Stored data:
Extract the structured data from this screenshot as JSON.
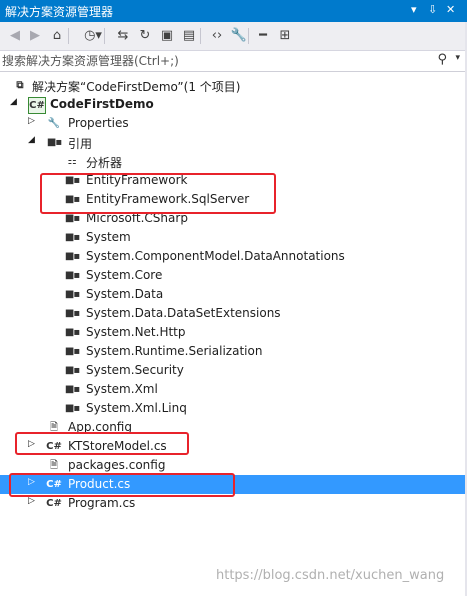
{
  "panel": {
    "title": "解决方案资源管理器",
    "controls": {
      "dropdown": "▾",
      "pin": "⇩",
      "close": "✕"
    }
  },
  "toolbar": {
    "buttons": [
      {
        "name": "back-button",
        "icon": "◀",
        "dim": true
      },
      {
        "name": "forward-button",
        "icon": "▶",
        "dim": true
      },
      {
        "name": "home-button",
        "icon": "⌂"
      },
      {
        "name": "pending-changes-button",
        "icon": "◷▾"
      },
      {
        "name": "sync-button",
        "icon": "⇆"
      },
      {
        "name": "refresh-button",
        "icon": "↻"
      },
      {
        "name": "collapse-all-button",
        "icon": "▣"
      },
      {
        "name": "show-all-files-button",
        "icon": "▤"
      },
      {
        "name": "view-code-button",
        "icon": "‹›"
      },
      {
        "name": "properties-button",
        "icon": "🔧"
      },
      {
        "name": "preview-button",
        "icon": "━"
      },
      {
        "name": "class-diagram-button",
        "icon": "⊞"
      }
    ]
  },
  "search": {
    "placeholder": "搜索解决方案资源管理器(Ctrl+;)",
    "search_icon": "⚲",
    "dropdown_icon": "▾"
  },
  "tree": {
    "rows": [
      {
        "label": "解决方案“CodeFirstDemo”(1 个项目)",
        "icon": "solution",
        "arrow": "",
        "bold": false
      },
      {
        "label": "CodeFirstDemo",
        "icon": "project",
        "arrow": "down",
        "bold": true
      },
      {
        "label": "Properties",
        "icon": "wrench",
        "arrow": "right",
        "bold": false
      },
      {
        "label": "引用",
        "icon": "ref",
        "arrow": "down",
        "bold": false
      },
      {
        "label": "分析器",
        "icon": "analyzer",
        "arrow": "",
        "bold": false
      },
      {
        "label": "EntityFramework",
        "icon": "ref",
        "arrow": "",
        "bold": false
      },
      {
        "label": "EntityFramework.SqlServer",
        "icon": "ref",
        "arrow": "",
        "bold": false
      },
      {
        "label": "Microsoft.CSharp",
        "icon": "ref",
        "arrow": "",
        "bold": false
      },
      {
        "label": "System",
        "icon": "ref",
        "arrow": "",
        "bold": false
      },
      {
        "label": "System.ComponentModel.DataAnnotations",
        "icon": "ref",
        "arrow": "",
        "bold": false
      },
      {
        "label": "System.Core",
        "icon": "ref",
        "arrow": "",
        "bold": false
      },
      {
        "label": "System.Data",
        "icon": "ref",
        "arrow": "",
        "bold": false
      },
      {
        "label": "System.Data.DataSetExtensions",
        "icon": "ref",
        "arrow": "",
        "bold": false
      },
      {
        "label": "System.Net.Http",
        "icon": "ref",
        "arrow": "",
        "bold": false
      },
      {
        "label": "System.Runtime.Serialization",
        "icon": "ref",
        "arrow": "",
        "bold": false
      },
      {
        "label": "System.Security",
        "icon": "ref",
        "arrow": "",
        "bold": false
      },
      {
        "label": "System.Xml",
        "icon": "ref",
        "arrow": "",
        "bold": false
      },
      {
        "label": "System.Xml.Linq",
        "icon": "ref",
        "arrow": "",
        "bold": false
      },
      {
        "label": "App.config",
        "icon": "file",
        "arrow": "",
        "bold": false
      },
      {
        "label": "KTStoreModel.cs",
        "icon": "cs",
        "arrow": "right",
        "bold": false
      },
      {
        "label": "packages.config",
        "icon": "file",
        "arrow": "",
        "bold": false
      },
      {
        "label": "Product.cs",
        "icon": "cs",
        "arrow": "right",
        "bold": false,
        "selected": true
      },
      {
        "label": "Program.cs",
        "icon": "cs",
        "arrow": "right",
        "bold": false
      }
    ]
  },
  "icon_glyphs": {
    "solution": "⧉",
    "project": "C#",
    "cs": "C#",
    "ref": "■▪",
    "wrench": "🔧",
    "analyzer": "⚏",
    "file": "🗎"
  },
  "colors": {
    "titlebar": "#007acc",
    "selection": "#3399ff",
    "highlight_box": "#e8232b"
  },
  "watermark": "https://blog.csdn.net/xuchen_wang"
}
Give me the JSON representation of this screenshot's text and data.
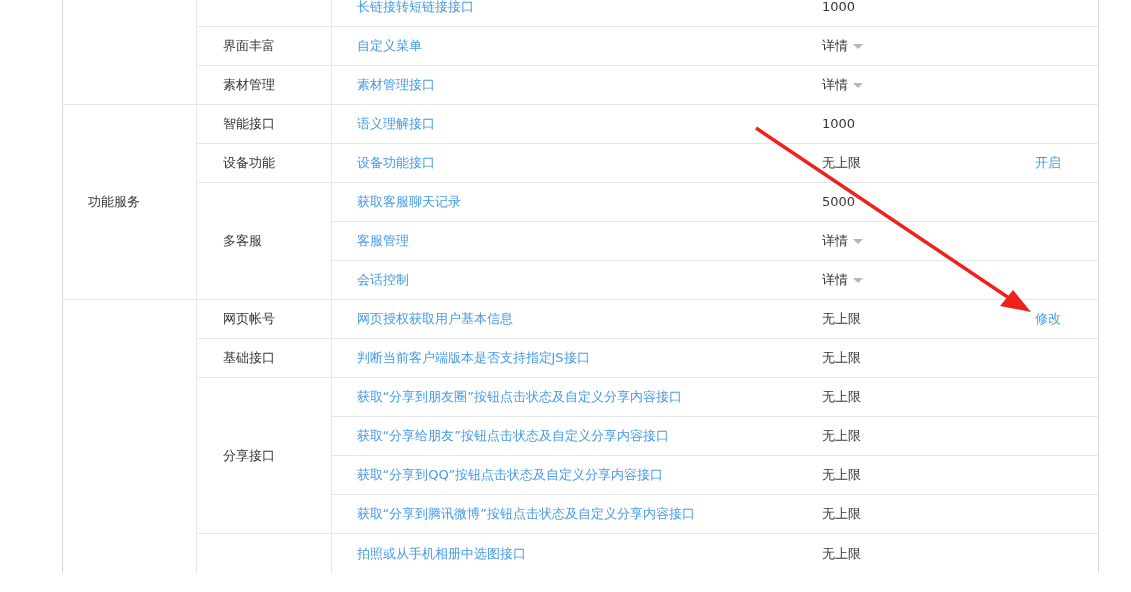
{
  "groups": [
    {
      "subgroups": [
        {
          "apis": [
            {
              "name": "长链接转短链接接口",
              "quota": "1000",
              "dropdown": false
            }
          ]
        },
        {
          "name": "界面丰富",
          "apis": [
            {
              "name": "自定义菜单",
              "quota": "详情",
              "dropdown": true
            }
          ]
        },
        {
          "name": "素材管理",
          "apis": [
            {
              "name": "素材管理接口",
              "quota": "详情",
              "dropdown": true
            }
          ]
        }
      ]
    },
    {
      "category": "功能服务",
      "subgroups": [
        {
          "name": "智能接口",
          "apis": [
            {
              "name": "语义理解接口",
              "quota": "1000",
              "dropdown": false
            }
          ]
        },
        {
          "name": "设备功能",
          "apis": [
            {
              "name": "设备功能接口",
              "quota": "无上限",
              "dropdown": false,
              "action": "开启"
            }
          ]
        },
        {
          "name": "多客服",
          "apis": [
            {
              "name": "获取客服聊天记录",
              "quota": "5000",
              "dropdown": false
            },
            {
              "name": "客服管理",
              "quota": "详情",
              "dropdown": true
            },
            {
              "name": "会话控制",
              "quota": "详情",
              "dropdown": true
            }
          ]
        }
      ]
    },
    {
      "subgroups": [
        {
          "name": "网页帐号",
          "apis": [
            {
              "name": "网页授权获取用户基本信息",
              "quota": "无上限",
              "dropdown": false,
              "action": "修改"
            }
          ]
        },
        {
          "name": "基础接口",
          "apis": [
            {
              "name": "判断当前客户端版本是否支持指定JS接口",
              "quota": "无上限",
              "dropdown": false
            }
          ]
        },
        {
          "name": "分享接口",
          "apis": [
            {
              "name": "获取“分享到朋友圈”按钮点击状态及自定义分享内容接口",
              "quota": "无上限",
              "dropdown": false
            },
            {
              "name": "获取“分享给朋友”按钮点击状态及自定义分享内容接口",
              "quota": "无上限",
              "dropdown": false
            },
            {
              "name": "获取“分享到QQ”按钮点击状态及自定义分享内容接口",
              "quota": "无上限",
              "dropdown": false
            },
            {
              "name": "获取“分享到腾讯微博”按钮点击状态及自定义分享内容接口",
              "quota": "无上限",
              "dropdown": false
            }
          ]
        },
        {
          "apis": [
            {
              "name": "拍照或从手机相册中选图接口",
              "quota": "无上限",
              "dropdown": false
            }
          ]
        }
      ]
    }
  ]
}
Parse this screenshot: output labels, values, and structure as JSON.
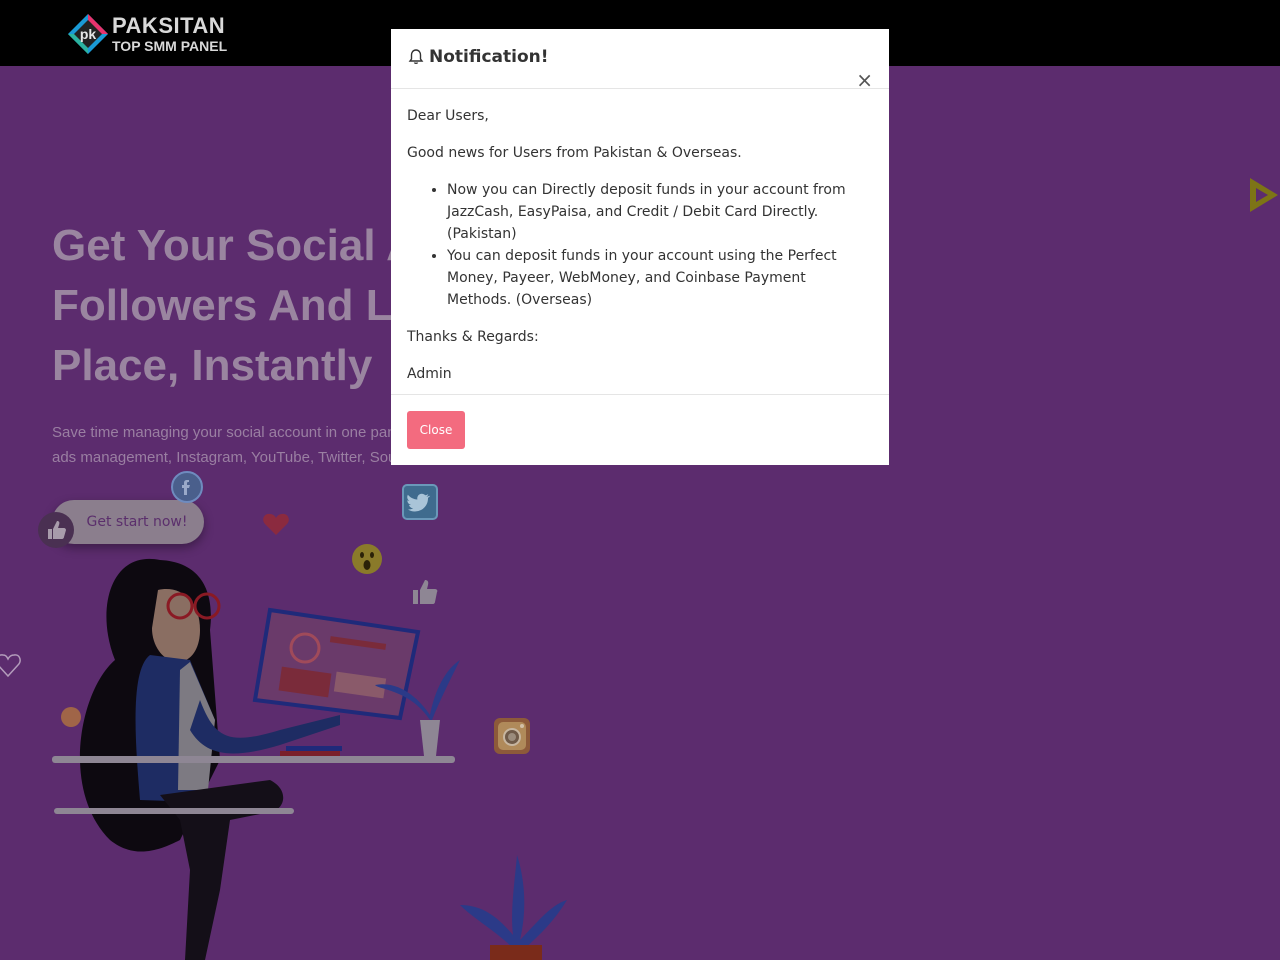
{
  "brand": {
    "logo_letters": "pk",
    "line1": "PAKSITAN",
    "line2": "TOP SMM PANEL"
  },
  "hero": {
    "title_lines": [
      "Get Your Social A",
      "Followers And Li",
      "Place, Instantly"
    ],
    "subtitle_line1": "Save time managing your social account in one panel.",
    "subtitle_line2": "ads management, Instagram, YouTube, Twitter, Sound",
    "cta_label": "Get start now!"
  },
  "modal": {
    "title": "Notification!",
    "close_symbol": "×",
    "greeting": "Dear Users,",
    "intro": "Good news for Users from Pakistan & Overseas.",
    "bullets": [
      "Now you can Directly deposit funds in your account from JazzCash, EasyPaisa, and Credit / Debit Card Directly. (Pakistan)",
      "You can deposit funds in your account using the Perfect Money, Payeer, WebMoney, and Coinbase Payment Methods. (Overseas)"
    ],
    "regards": "Thanks & Regards:",
    "signature": "Admin",
    "close_button": "Close"
  },
  "colors": {
    "background": "#5c2c6e",
    "topbar": "#000000",
    "close_button": "#f36b7f",
    "hero_title": "#9a85a0"
  },
  "icons": [
    "bell-icon",
    "facebook-icon",
    "twitter-icon",
    "instagram-icon",
    "heart-icon",
    "thumbs-up-icon",
    "wow-emoji-icon",
    "play-icon"
  ]
}
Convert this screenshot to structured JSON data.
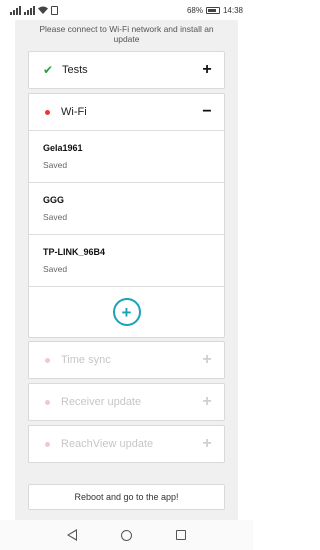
{
  "status_bar": {
    "battery": "68%",
    "time": "14:38"
  },
  "intro_text": "Please connect to Wi-Fi network and install an update",
  "sections": {
    "tests": {
      "title": "Tests",
      "toggle": "+"
    },
    "wifi": {
      "title": "Wi-Fi",
      "toggle": "−",
      "networks": [
        {
          "name": "Gela1961",
          "status": "Saved"
        },
        {
          "name": "GGG",
          "status": "Saved"
        },
        {
          "name": "TP-LINK_96B4",
          "status": "Saved"
        }
      ],
      "add_label": "+"
    },
    "time_sync": {
      "title": "Time sync",
      "toggle": "+"
    },
    "receiver_update": {
      "title": "Receiver update",
      "toggle": "+"
    },
    "reachview_update": {
      "title": "ReachView update",
      "toggle": "+"
    }
  },
  "reboot_button": "Reboot and go to the app!",
  "colors": {
    "accent": "#1aa3b8",
    "check": "#2a9d3c",
    "dot": "#e53935",
    "dot_faded": "#f6c6cc"
  }
}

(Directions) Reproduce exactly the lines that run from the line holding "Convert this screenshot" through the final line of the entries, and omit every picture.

(Solution to the problem)
Convert this screenshot to structured JSON data.
{
  "status_bar": {
    "battery": "68%",
    "time": "14:38"
  },
  "intro_text": "Please connect to Wi-Fi network and install an update",
  "sections": {
    "tests": {
      "title": "Tests",
      "toggle": "+"
    },
    "wifi": {
      "title": "Wi-Fi",
      "toggle": "−",
      "networks": [
        {
          "name": "Gela1961",
          "status": "Saved"
        },
        {
          "name": "GGG",
          "status": "Saved"
        },
        {
          "name": "TP-LINK_96B4",
          "status": "Saved"
        }
      ],
      "add_label": "+"
    },
    "time_sync": {
      "title": "Time sync",
      "toggle": "+"
    },
    "receiver_update": {
      "title": "Receiver update",
      "toggle": "+"
    },
    "reachview_update": {
      "title": "ReachView update",
      "toggle": "+"
    }
  },
  "reboot_button": "Reboot and go to the app!",
  "colors": {
    "accent": "#1aa3b8",
    "check": "#2a9d3c",
    "dot": "#e53935",
    "dot_faded": "#f6c6cc"
  }
}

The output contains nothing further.